* Instructions to follow: Write out every line below that contains "Press".

* Information provided:
=== Begin Enclosure ===

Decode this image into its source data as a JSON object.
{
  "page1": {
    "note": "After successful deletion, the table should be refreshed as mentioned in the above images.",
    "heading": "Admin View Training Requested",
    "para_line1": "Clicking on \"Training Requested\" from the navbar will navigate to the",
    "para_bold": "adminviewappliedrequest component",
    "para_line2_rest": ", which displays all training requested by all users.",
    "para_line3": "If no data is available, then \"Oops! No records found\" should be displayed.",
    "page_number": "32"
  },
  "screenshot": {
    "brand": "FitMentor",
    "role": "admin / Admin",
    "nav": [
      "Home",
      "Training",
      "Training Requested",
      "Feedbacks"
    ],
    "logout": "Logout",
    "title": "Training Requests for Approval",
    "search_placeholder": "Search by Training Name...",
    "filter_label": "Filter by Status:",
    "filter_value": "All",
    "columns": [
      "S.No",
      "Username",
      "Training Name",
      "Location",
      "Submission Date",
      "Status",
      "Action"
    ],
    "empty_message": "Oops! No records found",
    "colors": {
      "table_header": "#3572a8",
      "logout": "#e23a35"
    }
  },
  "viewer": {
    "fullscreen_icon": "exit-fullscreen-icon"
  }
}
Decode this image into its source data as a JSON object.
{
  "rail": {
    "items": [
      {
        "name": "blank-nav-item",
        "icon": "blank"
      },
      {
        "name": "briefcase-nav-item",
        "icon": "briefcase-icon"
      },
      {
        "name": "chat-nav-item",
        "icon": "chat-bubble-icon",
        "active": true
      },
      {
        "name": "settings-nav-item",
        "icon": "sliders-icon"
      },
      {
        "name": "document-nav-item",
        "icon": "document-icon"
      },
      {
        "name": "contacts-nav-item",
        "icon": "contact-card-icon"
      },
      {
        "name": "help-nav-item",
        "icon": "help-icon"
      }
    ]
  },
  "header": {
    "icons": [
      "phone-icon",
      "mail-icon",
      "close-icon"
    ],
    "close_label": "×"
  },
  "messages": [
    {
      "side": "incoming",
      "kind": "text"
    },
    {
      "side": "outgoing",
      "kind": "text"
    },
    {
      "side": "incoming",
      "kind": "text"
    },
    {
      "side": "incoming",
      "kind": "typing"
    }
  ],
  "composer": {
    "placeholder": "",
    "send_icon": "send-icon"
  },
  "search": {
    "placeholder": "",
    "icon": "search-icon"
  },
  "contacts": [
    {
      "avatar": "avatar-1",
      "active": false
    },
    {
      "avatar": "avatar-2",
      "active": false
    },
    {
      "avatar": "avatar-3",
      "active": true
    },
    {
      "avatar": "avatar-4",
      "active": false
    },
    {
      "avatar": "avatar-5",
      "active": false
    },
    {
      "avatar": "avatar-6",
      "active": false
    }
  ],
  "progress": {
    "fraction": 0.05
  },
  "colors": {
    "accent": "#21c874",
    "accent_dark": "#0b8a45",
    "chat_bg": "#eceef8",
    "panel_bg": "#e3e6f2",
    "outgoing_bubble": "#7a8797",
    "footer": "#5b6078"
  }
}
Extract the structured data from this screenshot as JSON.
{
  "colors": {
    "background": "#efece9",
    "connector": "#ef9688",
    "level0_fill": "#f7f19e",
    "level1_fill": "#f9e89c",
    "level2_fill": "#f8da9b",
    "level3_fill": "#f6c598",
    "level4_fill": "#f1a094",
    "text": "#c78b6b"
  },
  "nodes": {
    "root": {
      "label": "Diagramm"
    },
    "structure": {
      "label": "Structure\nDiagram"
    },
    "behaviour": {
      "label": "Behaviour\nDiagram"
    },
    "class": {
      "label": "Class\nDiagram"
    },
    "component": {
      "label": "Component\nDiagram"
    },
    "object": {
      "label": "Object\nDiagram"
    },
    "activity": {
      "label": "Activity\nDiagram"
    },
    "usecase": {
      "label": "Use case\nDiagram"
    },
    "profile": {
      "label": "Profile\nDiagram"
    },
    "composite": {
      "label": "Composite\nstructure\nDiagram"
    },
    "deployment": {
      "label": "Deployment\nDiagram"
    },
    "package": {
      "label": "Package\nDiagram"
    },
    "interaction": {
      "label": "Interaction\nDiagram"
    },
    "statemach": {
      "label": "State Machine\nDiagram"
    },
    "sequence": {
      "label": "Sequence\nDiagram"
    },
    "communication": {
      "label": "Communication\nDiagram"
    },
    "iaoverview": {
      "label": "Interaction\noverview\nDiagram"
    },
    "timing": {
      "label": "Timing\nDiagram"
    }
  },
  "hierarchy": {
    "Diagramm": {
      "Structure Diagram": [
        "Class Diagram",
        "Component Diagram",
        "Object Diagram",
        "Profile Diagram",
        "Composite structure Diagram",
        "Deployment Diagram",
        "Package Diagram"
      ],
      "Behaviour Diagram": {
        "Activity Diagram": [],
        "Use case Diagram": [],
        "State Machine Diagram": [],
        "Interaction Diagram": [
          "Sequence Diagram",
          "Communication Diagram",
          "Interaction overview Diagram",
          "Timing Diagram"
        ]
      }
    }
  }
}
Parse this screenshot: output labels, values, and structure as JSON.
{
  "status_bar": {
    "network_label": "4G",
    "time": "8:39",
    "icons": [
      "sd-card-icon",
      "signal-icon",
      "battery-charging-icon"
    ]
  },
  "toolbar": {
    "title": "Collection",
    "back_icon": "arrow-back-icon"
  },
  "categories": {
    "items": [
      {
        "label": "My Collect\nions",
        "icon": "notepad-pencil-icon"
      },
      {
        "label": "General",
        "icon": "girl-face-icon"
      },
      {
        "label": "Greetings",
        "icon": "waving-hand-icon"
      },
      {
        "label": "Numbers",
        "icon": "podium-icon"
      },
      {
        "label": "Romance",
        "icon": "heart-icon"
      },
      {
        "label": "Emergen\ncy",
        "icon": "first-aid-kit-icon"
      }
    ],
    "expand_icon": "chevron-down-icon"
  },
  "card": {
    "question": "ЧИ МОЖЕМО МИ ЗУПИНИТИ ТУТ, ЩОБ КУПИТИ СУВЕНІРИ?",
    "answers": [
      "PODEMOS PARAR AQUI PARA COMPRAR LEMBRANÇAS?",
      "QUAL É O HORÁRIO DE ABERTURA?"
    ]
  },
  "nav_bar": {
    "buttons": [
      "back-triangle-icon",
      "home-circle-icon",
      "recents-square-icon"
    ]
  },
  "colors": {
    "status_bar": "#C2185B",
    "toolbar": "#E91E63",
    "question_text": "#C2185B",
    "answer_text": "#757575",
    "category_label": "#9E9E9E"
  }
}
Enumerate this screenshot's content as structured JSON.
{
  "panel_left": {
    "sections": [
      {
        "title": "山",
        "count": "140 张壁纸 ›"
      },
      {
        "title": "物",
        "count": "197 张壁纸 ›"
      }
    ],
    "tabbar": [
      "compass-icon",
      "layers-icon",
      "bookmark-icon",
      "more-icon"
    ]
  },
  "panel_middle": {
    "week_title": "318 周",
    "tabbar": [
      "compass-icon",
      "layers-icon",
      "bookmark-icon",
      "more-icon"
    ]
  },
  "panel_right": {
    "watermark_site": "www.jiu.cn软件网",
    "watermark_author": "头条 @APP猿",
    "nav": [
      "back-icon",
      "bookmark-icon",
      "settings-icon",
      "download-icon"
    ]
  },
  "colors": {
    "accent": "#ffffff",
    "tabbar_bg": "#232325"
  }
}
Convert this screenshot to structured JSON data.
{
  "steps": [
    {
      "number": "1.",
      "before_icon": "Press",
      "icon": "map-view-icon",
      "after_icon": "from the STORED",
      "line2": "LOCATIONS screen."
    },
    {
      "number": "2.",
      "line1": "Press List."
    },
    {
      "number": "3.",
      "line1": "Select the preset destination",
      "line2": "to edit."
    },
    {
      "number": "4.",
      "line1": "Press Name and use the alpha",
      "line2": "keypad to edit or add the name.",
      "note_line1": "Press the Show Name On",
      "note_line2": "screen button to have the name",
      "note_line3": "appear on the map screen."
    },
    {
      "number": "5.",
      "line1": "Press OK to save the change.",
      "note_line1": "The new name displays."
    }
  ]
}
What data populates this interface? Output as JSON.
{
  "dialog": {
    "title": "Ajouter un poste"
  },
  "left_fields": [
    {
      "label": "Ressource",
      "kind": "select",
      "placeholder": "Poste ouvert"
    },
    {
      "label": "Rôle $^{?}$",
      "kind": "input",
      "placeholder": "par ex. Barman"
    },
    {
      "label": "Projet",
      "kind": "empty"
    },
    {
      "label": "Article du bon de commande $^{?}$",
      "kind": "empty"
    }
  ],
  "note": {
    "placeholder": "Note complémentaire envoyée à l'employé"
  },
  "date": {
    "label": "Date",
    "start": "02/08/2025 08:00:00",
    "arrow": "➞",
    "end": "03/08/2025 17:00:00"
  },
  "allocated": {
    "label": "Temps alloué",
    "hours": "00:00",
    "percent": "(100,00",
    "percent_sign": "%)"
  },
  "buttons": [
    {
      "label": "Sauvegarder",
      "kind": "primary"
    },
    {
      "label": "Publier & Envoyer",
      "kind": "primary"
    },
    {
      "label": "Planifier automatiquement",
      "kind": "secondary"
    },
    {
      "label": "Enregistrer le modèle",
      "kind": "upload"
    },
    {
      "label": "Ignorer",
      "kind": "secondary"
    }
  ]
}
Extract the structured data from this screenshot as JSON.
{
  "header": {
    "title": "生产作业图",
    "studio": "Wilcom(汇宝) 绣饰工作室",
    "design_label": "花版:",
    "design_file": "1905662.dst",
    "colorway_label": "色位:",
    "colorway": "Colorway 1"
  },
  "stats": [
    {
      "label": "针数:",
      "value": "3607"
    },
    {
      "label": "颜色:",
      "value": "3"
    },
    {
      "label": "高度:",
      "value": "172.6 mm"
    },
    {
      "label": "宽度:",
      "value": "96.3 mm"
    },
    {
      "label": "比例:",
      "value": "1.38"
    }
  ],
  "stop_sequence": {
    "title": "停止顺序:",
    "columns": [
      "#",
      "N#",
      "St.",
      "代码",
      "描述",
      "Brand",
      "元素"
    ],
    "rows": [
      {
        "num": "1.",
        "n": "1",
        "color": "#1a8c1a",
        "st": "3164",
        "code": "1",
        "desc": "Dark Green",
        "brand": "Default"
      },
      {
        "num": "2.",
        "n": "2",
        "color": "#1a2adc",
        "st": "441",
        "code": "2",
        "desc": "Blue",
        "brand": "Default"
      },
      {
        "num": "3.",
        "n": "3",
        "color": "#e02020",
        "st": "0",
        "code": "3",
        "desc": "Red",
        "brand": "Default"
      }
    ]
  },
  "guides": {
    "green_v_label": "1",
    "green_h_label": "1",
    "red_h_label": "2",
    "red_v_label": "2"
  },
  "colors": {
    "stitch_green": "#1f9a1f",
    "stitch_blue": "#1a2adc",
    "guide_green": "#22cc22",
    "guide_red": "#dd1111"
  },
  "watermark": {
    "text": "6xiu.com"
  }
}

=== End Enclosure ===

* Written solution:
      "before_icon": "Press",
      "line1": "Press List."
      "line1": "Press Name and use the alpha",
      "note_line1": "Press the Show Name On",
      "line1": "Press OK to save the change.",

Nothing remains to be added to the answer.